::: Source data

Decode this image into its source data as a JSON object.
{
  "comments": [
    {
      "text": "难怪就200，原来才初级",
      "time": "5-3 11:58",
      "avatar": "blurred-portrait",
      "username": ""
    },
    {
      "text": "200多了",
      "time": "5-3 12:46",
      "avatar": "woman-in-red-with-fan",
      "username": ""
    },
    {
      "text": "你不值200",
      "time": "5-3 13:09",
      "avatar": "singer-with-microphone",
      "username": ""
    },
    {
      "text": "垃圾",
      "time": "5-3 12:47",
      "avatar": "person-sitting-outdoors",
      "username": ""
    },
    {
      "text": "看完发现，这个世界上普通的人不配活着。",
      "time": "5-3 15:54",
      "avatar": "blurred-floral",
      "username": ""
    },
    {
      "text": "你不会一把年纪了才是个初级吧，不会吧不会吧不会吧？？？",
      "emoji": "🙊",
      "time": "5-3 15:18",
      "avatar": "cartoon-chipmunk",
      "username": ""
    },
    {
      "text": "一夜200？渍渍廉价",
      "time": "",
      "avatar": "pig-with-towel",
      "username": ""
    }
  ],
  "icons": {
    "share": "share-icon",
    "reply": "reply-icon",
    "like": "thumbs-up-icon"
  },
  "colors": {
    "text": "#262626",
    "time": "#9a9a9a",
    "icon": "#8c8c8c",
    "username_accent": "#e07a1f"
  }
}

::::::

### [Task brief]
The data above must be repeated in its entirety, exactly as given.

### [Solution to this task]
Decode this image into its source data as a JSON object.
{
  "comments": [
    {
      "text": "难怪就200，原来才初级",
      "time": "5-3 11:58",
      "avatar": "blurred-portrait",
      "username": ""
    },
    {
      "text": "200多了",
      "time": "5-3 12:46",
      "avatar": "woman-in-red-with-fan",
      "username": ""
    },
    {
      "text": "你不值200",
      "time": "5-3 13:09",
      "avatar": "singer-with-microphone",
      "username": ""
    },
    {
      "text": "垃圾",
      "time": "5-3 12:47",
      "avatar": "person-sitting-outdoors",
      "username": ""
    },
    {
      "text": "看完发现，这个世界上普通的人不配活着。",
      "time": "5-3 15:54",
      "avatar": "blurred-floral",
      "username": ""
    },
    {
      "text": "你不会一把年纪了才是个初级吧，不会吧不会吧不会吧？？？",
      "emoji": "🙊",
      "time": "5-3 15:18",
      "avatar": "cartoon-chipmunk",
      "username": ""
    },
    {
      "text": "一夜200？渍渍廉价",
      "time": "",
      "avatar": "pig-with-towel",
      "username": ""
    }
  ],
  "icons": {
    "share": "share-icon",
    "reply": "reply-icon",
    "like": "thumbs-up-icon"
  },
  "colors": {
    "text": "#262626",
    "time": "#9a9a9a",
    "icon": "#8c8c8c",
    "username_accent": "#e07a1f"
  }
}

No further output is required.